The Alabama Department of Public Health (ADPH) is spearheading the Lowndes County Unincorporated Wastewater Project. Led by Bureau of Environmental Services director Sherry Bradley, the project seeks to get septic systems to impoverished residents. The department has the support of Sen. Doug Jones, D-Ala., and Rep. Terri Sewell, D-Ala.
“We are choosing 100 homes on a first come, first served basis,” said Bradley. “Unincorporated is key — we don’t want to step on local government’s toes.”
The project has been in the works for the past year and the department is pursuing funding. Bradley says the USDA has verbally approved her application for $2.5 million. The department is also receiving donated toilets, faucets and showerheads from manufacturer Lixil.
“If you don’t have a septic system or it doesn’t work, you will be eligible,” said Bradley, who has been employed by the ADPH for 41 years.
The project will offer two types of systems — conventional and engineered. A conventional system will be offered to residents who live on good soil that absorbs water or, as Bradley refers to it: ‘bama soil. An engineered system will work best for residents who live on the more common impermeable ground the Black Belt region is known for.
A sewer system in Lowndes County can run anywhere from $10,000 to $30,000, according to Flowers. In a county where nearly 32 percent of residents live in poverty and the median household income is about $28,000, this can be burdensome.
“We will pay for the systems up front. The owner has to agree to be trained and pay $20 per month for the life of their system.”
In addition to the monthly $20 maintenance fee, there is a larger one-time payment of $500 for the conventional system or a one-time payment of $1,000 for the engineered system. The health department is partnering with foundations to help fund down payments.
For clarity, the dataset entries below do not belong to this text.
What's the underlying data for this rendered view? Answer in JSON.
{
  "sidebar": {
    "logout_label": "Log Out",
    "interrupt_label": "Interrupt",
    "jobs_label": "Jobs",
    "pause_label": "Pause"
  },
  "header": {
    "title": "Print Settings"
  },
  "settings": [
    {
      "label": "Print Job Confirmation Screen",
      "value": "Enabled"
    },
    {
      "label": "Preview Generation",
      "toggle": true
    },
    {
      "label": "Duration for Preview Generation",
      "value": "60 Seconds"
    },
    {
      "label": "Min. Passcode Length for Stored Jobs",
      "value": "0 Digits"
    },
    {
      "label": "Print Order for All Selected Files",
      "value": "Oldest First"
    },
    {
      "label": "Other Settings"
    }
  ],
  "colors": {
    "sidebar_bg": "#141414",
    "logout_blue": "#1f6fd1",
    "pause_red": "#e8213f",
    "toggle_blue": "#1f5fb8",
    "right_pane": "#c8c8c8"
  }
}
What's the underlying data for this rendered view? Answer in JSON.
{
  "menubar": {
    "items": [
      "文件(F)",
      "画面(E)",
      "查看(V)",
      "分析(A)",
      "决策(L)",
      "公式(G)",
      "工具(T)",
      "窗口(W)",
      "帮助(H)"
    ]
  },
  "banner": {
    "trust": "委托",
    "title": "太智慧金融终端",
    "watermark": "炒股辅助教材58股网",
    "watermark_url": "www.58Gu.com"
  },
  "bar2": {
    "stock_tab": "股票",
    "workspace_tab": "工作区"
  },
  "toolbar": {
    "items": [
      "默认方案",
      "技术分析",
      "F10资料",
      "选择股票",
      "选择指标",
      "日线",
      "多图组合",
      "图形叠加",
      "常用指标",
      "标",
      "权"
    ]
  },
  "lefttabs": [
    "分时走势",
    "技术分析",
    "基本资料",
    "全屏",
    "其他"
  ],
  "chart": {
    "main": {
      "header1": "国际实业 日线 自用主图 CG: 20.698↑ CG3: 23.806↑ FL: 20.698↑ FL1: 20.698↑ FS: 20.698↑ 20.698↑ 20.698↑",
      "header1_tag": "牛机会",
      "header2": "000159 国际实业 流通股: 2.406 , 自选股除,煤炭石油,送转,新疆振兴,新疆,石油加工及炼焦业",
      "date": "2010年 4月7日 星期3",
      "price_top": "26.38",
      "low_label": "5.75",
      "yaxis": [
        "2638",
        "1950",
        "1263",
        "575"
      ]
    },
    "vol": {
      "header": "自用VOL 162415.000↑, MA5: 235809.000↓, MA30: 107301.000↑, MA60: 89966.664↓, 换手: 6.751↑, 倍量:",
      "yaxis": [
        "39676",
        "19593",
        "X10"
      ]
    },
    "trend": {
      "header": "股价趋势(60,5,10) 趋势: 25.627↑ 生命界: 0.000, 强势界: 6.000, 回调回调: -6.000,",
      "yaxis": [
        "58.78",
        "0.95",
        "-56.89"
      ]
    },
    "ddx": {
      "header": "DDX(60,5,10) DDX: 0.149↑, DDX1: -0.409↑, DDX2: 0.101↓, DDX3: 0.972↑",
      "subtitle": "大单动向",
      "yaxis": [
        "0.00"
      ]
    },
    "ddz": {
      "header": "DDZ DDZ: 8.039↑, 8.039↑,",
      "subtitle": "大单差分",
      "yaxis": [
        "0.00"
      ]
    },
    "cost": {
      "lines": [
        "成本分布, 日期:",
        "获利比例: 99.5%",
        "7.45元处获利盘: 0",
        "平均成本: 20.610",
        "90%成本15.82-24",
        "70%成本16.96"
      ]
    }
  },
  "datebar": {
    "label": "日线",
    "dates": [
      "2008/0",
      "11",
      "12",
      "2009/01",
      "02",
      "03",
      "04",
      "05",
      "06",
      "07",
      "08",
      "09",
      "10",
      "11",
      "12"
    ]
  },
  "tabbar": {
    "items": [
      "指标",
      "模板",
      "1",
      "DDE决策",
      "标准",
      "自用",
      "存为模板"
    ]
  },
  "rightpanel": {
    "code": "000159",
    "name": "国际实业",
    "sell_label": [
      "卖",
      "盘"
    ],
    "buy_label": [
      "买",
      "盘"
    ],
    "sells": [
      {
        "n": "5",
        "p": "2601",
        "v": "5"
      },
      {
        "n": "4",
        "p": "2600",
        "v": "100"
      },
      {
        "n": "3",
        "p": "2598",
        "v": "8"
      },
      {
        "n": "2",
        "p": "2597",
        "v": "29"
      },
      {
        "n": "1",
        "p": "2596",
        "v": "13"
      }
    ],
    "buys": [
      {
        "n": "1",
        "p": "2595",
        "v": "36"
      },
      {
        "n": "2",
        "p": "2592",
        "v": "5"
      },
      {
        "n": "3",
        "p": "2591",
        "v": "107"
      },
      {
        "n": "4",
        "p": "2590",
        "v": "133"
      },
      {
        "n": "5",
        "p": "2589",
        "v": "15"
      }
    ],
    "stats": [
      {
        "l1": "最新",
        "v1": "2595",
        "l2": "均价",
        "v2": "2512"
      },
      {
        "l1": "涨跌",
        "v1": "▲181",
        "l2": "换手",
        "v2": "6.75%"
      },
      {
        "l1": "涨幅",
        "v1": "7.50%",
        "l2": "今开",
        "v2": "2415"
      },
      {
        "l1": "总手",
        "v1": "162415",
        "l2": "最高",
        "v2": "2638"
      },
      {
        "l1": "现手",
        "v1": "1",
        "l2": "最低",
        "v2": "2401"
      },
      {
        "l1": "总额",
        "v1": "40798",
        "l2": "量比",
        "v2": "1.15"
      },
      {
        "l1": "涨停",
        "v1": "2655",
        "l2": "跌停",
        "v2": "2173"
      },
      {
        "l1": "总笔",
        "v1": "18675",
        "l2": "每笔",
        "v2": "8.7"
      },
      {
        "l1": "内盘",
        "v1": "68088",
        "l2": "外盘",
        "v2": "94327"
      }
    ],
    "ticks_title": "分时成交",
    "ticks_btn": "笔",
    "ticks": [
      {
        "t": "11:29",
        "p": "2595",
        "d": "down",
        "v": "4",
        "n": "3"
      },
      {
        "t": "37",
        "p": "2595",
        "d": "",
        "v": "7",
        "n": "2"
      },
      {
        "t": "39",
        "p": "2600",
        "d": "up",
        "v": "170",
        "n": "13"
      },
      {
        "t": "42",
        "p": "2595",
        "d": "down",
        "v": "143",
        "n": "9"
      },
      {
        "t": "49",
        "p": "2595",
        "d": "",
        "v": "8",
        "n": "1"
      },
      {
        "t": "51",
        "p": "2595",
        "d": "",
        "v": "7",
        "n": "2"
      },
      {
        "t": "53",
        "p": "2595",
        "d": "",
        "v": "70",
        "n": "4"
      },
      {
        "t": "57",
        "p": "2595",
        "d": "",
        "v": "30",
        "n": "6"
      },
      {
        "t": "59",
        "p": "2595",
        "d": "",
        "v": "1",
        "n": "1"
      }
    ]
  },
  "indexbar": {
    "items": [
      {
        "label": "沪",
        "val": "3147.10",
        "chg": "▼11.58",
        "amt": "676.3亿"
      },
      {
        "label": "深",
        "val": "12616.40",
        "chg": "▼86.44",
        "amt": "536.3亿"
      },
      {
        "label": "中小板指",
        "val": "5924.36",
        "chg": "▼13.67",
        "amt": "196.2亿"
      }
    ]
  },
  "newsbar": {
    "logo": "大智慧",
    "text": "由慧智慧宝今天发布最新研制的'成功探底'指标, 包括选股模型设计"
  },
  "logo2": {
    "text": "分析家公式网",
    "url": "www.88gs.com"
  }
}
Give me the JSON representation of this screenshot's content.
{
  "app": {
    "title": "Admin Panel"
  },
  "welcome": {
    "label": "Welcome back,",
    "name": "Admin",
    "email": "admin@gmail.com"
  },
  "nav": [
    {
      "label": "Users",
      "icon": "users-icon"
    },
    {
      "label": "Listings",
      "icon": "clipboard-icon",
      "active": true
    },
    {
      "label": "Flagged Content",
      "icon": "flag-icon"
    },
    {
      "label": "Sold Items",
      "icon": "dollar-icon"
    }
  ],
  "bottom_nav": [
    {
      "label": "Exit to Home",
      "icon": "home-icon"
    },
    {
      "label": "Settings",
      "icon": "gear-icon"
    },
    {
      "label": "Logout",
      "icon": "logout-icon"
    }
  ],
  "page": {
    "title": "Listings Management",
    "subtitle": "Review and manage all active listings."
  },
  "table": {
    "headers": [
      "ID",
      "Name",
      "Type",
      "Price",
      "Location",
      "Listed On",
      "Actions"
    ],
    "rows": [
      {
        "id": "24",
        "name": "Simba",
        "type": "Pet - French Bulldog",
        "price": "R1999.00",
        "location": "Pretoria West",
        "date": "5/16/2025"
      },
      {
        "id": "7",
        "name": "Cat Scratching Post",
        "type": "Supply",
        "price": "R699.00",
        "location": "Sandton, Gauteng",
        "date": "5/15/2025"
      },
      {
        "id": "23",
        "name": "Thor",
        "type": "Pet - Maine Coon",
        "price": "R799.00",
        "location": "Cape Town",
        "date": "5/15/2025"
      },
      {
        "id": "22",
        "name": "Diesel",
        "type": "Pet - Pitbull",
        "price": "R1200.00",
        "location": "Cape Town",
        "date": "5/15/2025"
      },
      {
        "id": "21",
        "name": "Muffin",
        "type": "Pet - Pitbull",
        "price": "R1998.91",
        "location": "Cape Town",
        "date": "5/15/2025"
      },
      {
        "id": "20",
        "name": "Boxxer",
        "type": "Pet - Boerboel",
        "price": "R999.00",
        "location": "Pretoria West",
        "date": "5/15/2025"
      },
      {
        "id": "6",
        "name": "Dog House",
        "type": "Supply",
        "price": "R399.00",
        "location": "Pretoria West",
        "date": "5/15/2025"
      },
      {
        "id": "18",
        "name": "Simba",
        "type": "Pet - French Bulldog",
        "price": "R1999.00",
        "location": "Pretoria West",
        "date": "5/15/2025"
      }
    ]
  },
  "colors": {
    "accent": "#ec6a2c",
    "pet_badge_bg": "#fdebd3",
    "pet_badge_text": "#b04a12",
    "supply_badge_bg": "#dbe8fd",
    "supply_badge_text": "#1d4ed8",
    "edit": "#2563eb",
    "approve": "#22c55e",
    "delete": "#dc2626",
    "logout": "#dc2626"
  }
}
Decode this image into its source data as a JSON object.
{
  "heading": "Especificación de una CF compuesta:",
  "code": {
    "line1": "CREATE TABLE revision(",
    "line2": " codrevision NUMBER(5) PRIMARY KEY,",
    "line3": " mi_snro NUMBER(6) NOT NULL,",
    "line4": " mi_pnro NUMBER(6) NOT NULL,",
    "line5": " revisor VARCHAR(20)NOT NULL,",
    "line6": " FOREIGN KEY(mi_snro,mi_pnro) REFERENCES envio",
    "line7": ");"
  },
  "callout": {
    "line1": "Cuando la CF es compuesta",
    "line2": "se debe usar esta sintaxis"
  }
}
The program is expected to launch in January 2019. Bradley has already been receiving calls from residents in need.
“The Department of Health has been sitting back for many years getting bad press. We don’t set up infrastructure, but people act like everything is our fault. We got beat up in the paper. That was wrong because we do care,” said Bradley.
“Here there’s kind of an intersection between the issues around water and health and also environmental justice. I do feel that we’re going to be able to solve this problem because now we have a conversation that we weren’t having before about it,” said Flowers.
Bradley summed up her outlook simply.
“The trick is to stay positive and stay focused.”